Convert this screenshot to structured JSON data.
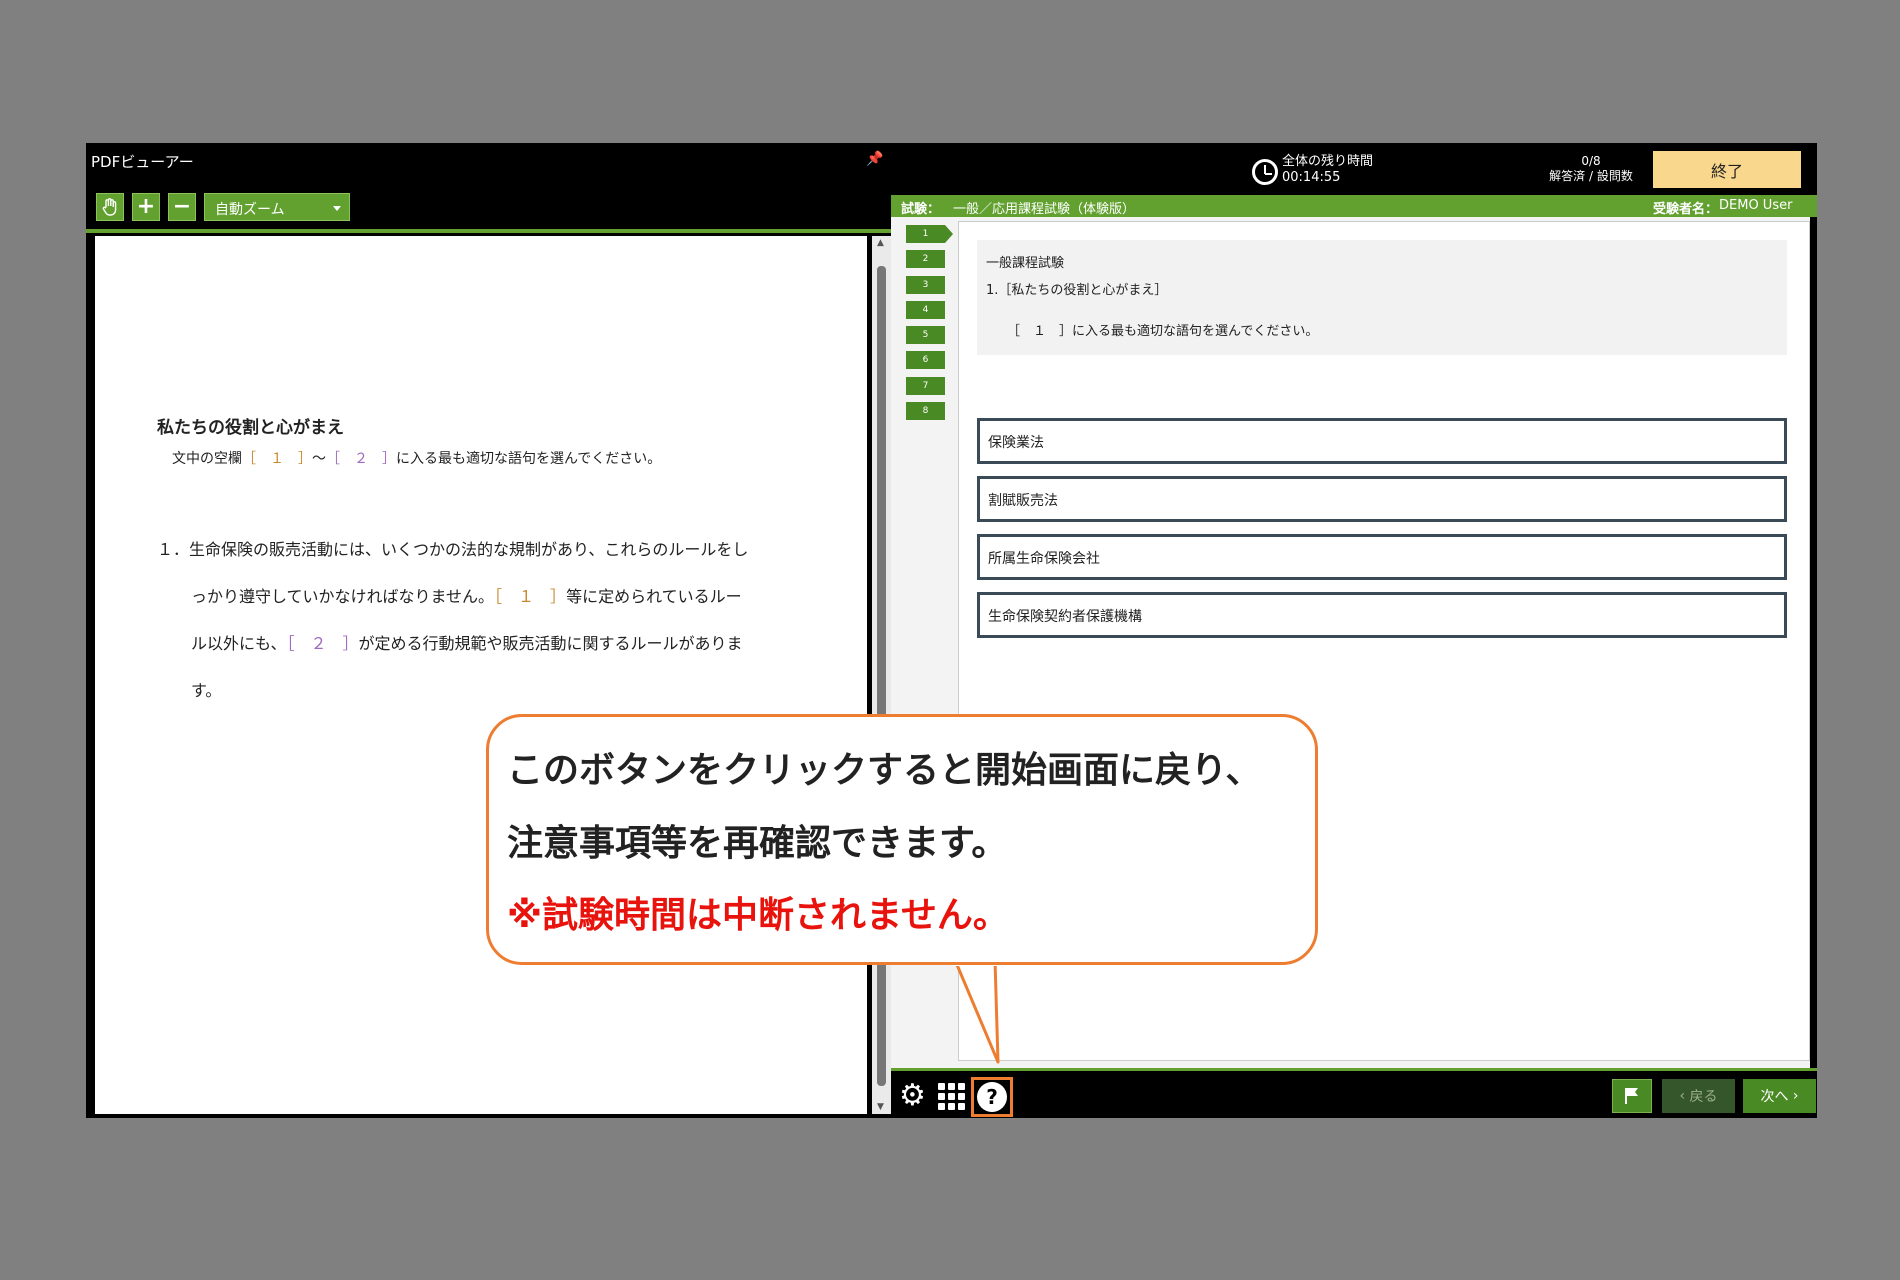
{
  "pdf_viewer": {
    "title": "PDFビューアー",
    "zoom_value": "自動ズーム",
    "document": {
      "heading": "私たちの役割と心がまえ",
      "instruction_prefix": "文中の空欄",
      "instruction_blank1": "［　１　］",
      "instruction_tilde": "～",
      "instruction_blank2": "［　２　］",
      "instruction_suffix": "に入る最も適切な語句を選んでください。",
      "para_number": "１．",
      "para_part1": "生命保険の販売活動には、いくつかの法的な規制があり、これらのルールをし",
      "para_part2": "っかり遵守していかなければなりません。",
      "para_blank1": "［　１　］",
      "para_part3": "等に定められているルー",
      "para_part4": "ル以外にも、",
      "para_blank2": "［　２　］",
      "para_part5": "が定める行動規範や販売活動に関するルールがありま",
      "para_part6": "す。"
    }
  },
  "exam": {
    "time_label": "全体の残り時間",
    "time_value": "00:14:55",
    "answered_count": "0/8",
    "answered_label": "解答済 / 設問数",
    "end_label": "終了",
    "exam_label": "試験：",
    "exam_name": "一般／応用課程試験（体験版）",
    "examinee_label": "受験者名：",
    "examinee_name": "DEMO User",
    "question_numbers": [
      "1",
      "2",
      "3",
      "4",
      "5",
      "6",
      "7",
      "8"
    ],
    "question": {
      "category": "一般課程試験",
      "title": "1.［私たちの役割と心がまえ］",
      "prompt": "［　１　］に入る最も適切な語句を選んでください。"
    },
    "choices": [
      "保険業法",
      "割賦販売法",
      "所属生命保険会社",
      "生命保険契約者保護機構"
    ],
    "back_label": "戻る",
    "next_label": "次へ"
  },
  "callout": {
    "line1": "このボタンをクリックすると開始画面に戻り、",
    "line2": "注意事項等を再確認できます。",
    "line3": "※試験時間は中断されません。"
  },
  "colors": {
    "accent_green": "#62a12f",
    "callout_border": "#ed7d31",
    "warning_red": "#e8130c",
    "end_button": "#f9d78c"
  }
}
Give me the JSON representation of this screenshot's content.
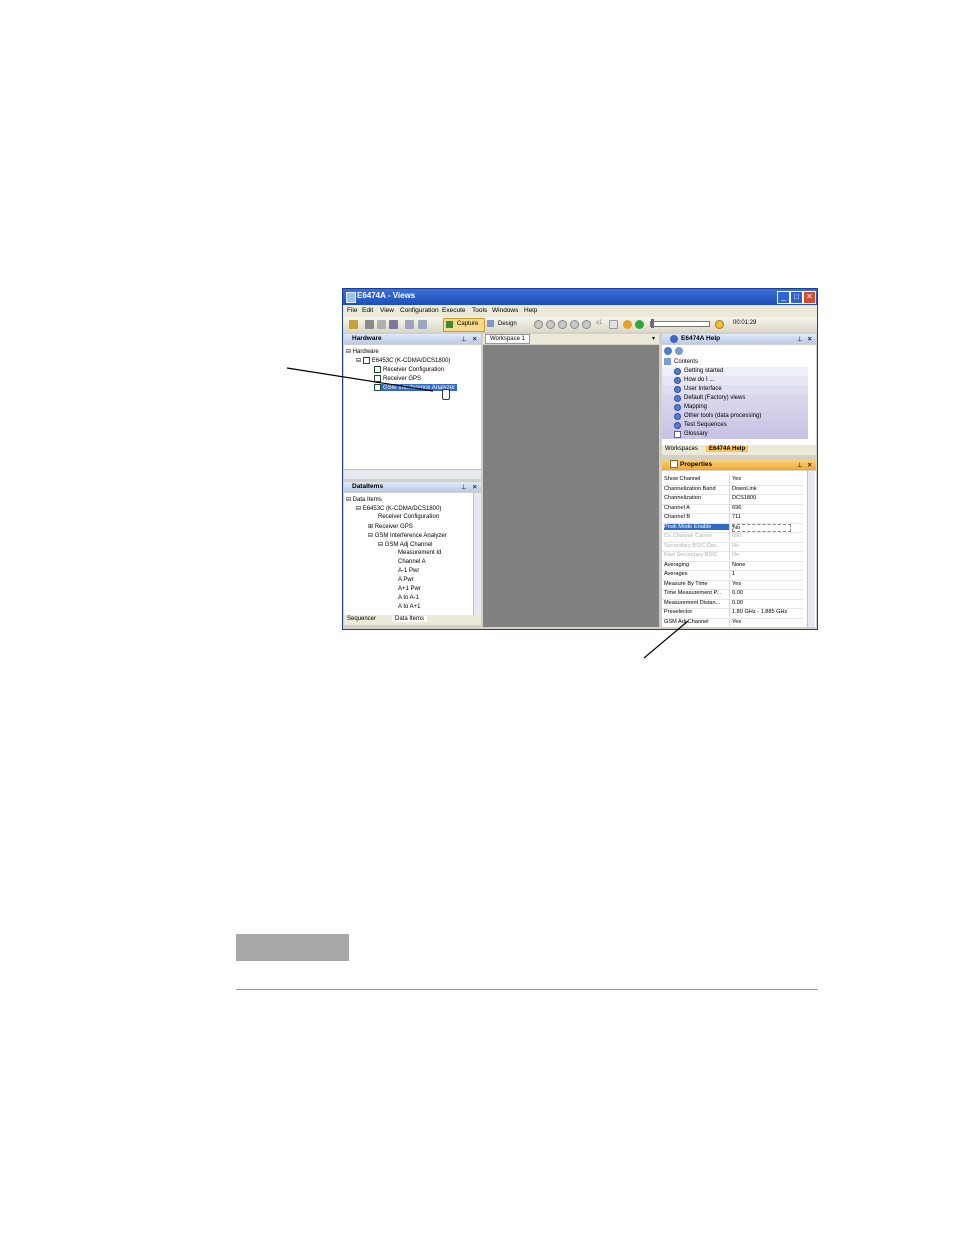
{
  "window": {
    "title": "E6474A - Views",
    "minimize": "_",
    "maximize": "□",
    "close": "✕"
  },
  "menu": [
    "File",
    "Edit",
    "View",
    "Configuration",
    "Execute",
    "Tools",
    "Windows",
    "Help"
  ],
  "toolbar": {
    "capture_label": "Capture",
    "design_label": "Design",
    "step_value": "x1",
    "elapsed_time": "00:01:29"
  },
  "hardware": {
    "title": "Hardware",
    "root": "Hardware",
    "device": "E6453C (K-CDMA/DCS1800)",
    "children": [
      "Receiver Configuration",
      "Receiver GPS",
      "GSM Interference Analyzer"
    ]
  },
  "dataitems": {
    "title": "DataItems",
    "root": "Data Items",
    "device": "E6453C (K-CDMA/DCS1800)",
    "receiver_config": "Receiver Configuration",
    "receiver_gps": "Receiver GPS",
    "gsm_analyzer": "GSM Interference Analyzer",
    "adj_channel": "GSM Adj Channel",
    "leaves": [
      "Measurement Id",
      "Channel A",
      "A-1 Pwr",
      "A Pwr",
      "A+1 Pwr",
      "A to A-1",
      "A to A+1"
    ],
    "tabs": [
      "Sequencer",
      "Data Items"
    ]
  },
  "workspace": {
    "tab": "Workspace 1"
  },
  "help": {
    "title": "E6474A Help",
    "contents": "Contents",
    "items": [
      "Getting started",
      "How do I ...",
      "User Interface",
      "Default (Factory) views",
      "Mapping",
      "Other tools (data processing)",
      "Test Sequences",
      "Glossary"
    ],
    "tabs": [
      "Workspaces",
      "E6474A Help"
    ]
  },
  "properties": {
    "title": "Properties",
    "rows": [
      {
        "name": "Show Channel",
        "value": "Yes"
      },
      {
        "name": "Channelization Band",
        "value": "DownLink"
      },
      {
        "name": "Channelization",
        "value": "DCS1800"
      },
      {
        "name": "Channel A",
        "value": "696"
      },
      {
        "name": "Channel B",
        "value": "711"
      },
      {
        "name": "Peak Mode Enable",
        "value": "No"
      },
      {
        "name": "Co Channel Carrier",
        "value": "690"
      },
      {
        "name": "Secondary BSIC Dec...",
        "value": "No"
      },
      {
        "name": "Fast Secondary BSIC",
        "value": "No"
      },
      {
        "name": "Averaging",
        "value": "None"
      },
      {
        "name": "Averages",
        "value": "1"
      },
      {
        "name": "Measure By Time",
        "value": "Yes"
      },
      {
        "name": "Time Measurement P...",
        "value": "0.00"
      },
      {
        "name": "Measurement Distan...",
        "value": "0.00"
      },
      {
        "name": "Preselector",
        "value": "1.80 GHz - 1.885 GHz"
      },
      {
        "name": "GSM Adj Channel",
        "value": "Yes"
      }
    ]
  }
}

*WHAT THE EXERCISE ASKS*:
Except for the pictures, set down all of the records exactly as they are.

*EXERCISE SOLUTION*:
Convert this screenshot to structured JSON data.
{
  "pdf_viewer": {
    "title": "PDFビューアー",
    "zoom_value": "自動ズーム",
    "document": {
      "heading": "私たちの役割と心がまえ",
      "instruction_prefix": "文中の空欄",
      "instruction_blank1": "［　１　］",
      "instruction_tilde": "～",
      "instruction_blank2": "［　２　］",
      "instruction_suffix": "に入る最も適切な語句を選んでください。",
      "para_number": "１．",
      "para_part1": "生命保険の販売活動には、いくつかの法的な規制があり、これらのルールをし",
      "para_part2": "っかり遵守していかなければなりません。",
      "para_blank1": "［　１　］",
      "para_part3": "等に定められているルー",
      "para_part4": "ル以外にも、",
      "para_blank2": "［　２　］",
      "para_part5": "が定める行動規範や販売活動に関するルールがありま",
      "para_part6": "す。"
    }
  },
  "exam": {
    "time_label": "全体の残り時間",
    "time_value": "00:14:55",
    "answered_count": "0/8",
    "answered_label": "解答済 / 設問数",
    "end_label": "終了",
    "exam_label": "試験：",
    "exam_name": "一般／応用課程試験（体験版）",
    "examinee_label": "受験者名：",
    "examinee_name": "DEMO User",
    "question_numbers": [
      "1",
      "2",
      "3",
      "4",
      "5",
      "6",
      "7",
      "8"
    ],
    "question": {
      "category": "一般課程試験",
      "title": "1.［私たちの役割と心がまえ］",
      "prompt": "［　１　］に入る最も適切な語句を選んでください。"
    },
    "choices": [
      "保険業法",
      "割賦販売法",
      "所属生命保険会社",
      "生命保険契約者保護機構"
    ],
    "back_label": "戻る",
    "next_label": "次へ"
  },
  "callout": {
    "line1": "このボタンをクリックすると開始画面に戻り、",
    "line2": "注意事項等を再確認できます。",
    "line3": "※試験時間は中断されません。"
  },
  "colors": {
    "accent_green": "#62a12f",
    "callout_border": "#ed7d31",
    "warning_red": "#e8130c",
    "end_button": "#f9d78c"
  }
}
Give me the JSON representation of this screenshot's content.
{
  "window": {
    "title": "E6474A - Views",
    "minimize": "_",
    "maximize": "□",
    "close": "✕"
  },
  "menu": [
    "File",
    "Edit",
    "View",
    "Configuration",
    "Execute",
    "Tools",
    "Windows",
    "Help"
  ],
  "toolbar": {
    "capture_label": "Capture",
    "design_label": "Design",
    "step_value": "x1",
    "elapsed_time": "00:01:29"
  },
  "hardware": {
    "title": "Hardware",
    "root": "Hardware",
    "device": "E6453C (K-CDMA/DCS1800)",
    "children": [
      "Receiver Configuration",
      "Receiver GPS",
      "GSM Interference Analyzer"
    ]
  },
  "dataitems": {
    "title": "DataItems",
    "root": "Data Items",
    "device": "E6453C (K-CDMA/DCS1800)",
    "receiver_config": "Receiver Configuration",
    "receiver_gps": "Receiver GPS",
    "gsm_analyzer": "GSM Interference Analyzer",
    "adj_channel": "GSM Adj Channel",
    "leaves": [
      "Measurement Id",
      "Channel A",
      "A-1 Pwr",
      "A Pwr",
      "A+1 Pwr",
      "A to A-1",
      "A to A+1"
    ],
    "tabs": [
      "Sequencer",
      "Data Items"
    ]
  },
  "workspace": {
    "tab": "Workspace 1"
  },
  "help": {
    "title": "E6474A Help",
    "contents": "Contents",
    "items": [
      "Getting started",
      "How do I ...",
      "User Interface",
      "Default (Factory) views",
      "Mapping",
      "Other tools (data processing)",
      "Test Sequences",
      "Glossary"
    ],
    "tabs": [
      "Workspaces",
      "E6474A Help"
    ]
  },
  "properties": {
    "title": "Properties",
    "rows": [
      {
        "name": "Show Channel",
        "value": "Yes"
      },
      {
        "name": "Channelization Band",
        "value": "DownLink"
      },
      {
        "name": "Channelization",
        "value": "DCS1800"
      },
      {
        "name": "Channel A",
        "value": "696"
      },
      {
        "name": "Channel B",
        "value": "711"
      },
      {
        "name": "Peak Mode Enable",
        "value": "No"
      },
      {
        "name": "Co Channel Carrier",
        "value": "690"
      },
      {
        "name": "Secondary BSIC Dec...",
        "value": "No"
      },
      {
        "name": "Fast Secondary BSIC",
        "value": "No"
      },
      {
        "name": "Averaging",
        "value": "None"
      },
      {
        "name": "Averages",
        "value": "1"
      },
      {
        "name": "Measure By Time",
        "value": "Yes"
      },
      {
        "name": "Time Measurement P...",
        "value": "0.00"
      },
      {
        "name": "Measurement Distan...",
        "value": "0.00"
      },
      {
        "name": "Preselector",
        "value": "1.80 GHz - 1.885 GHz"
      },
      {
        "name": "GSM Adj Channel",
        "value": "Yes"
      }
    ]
  }
}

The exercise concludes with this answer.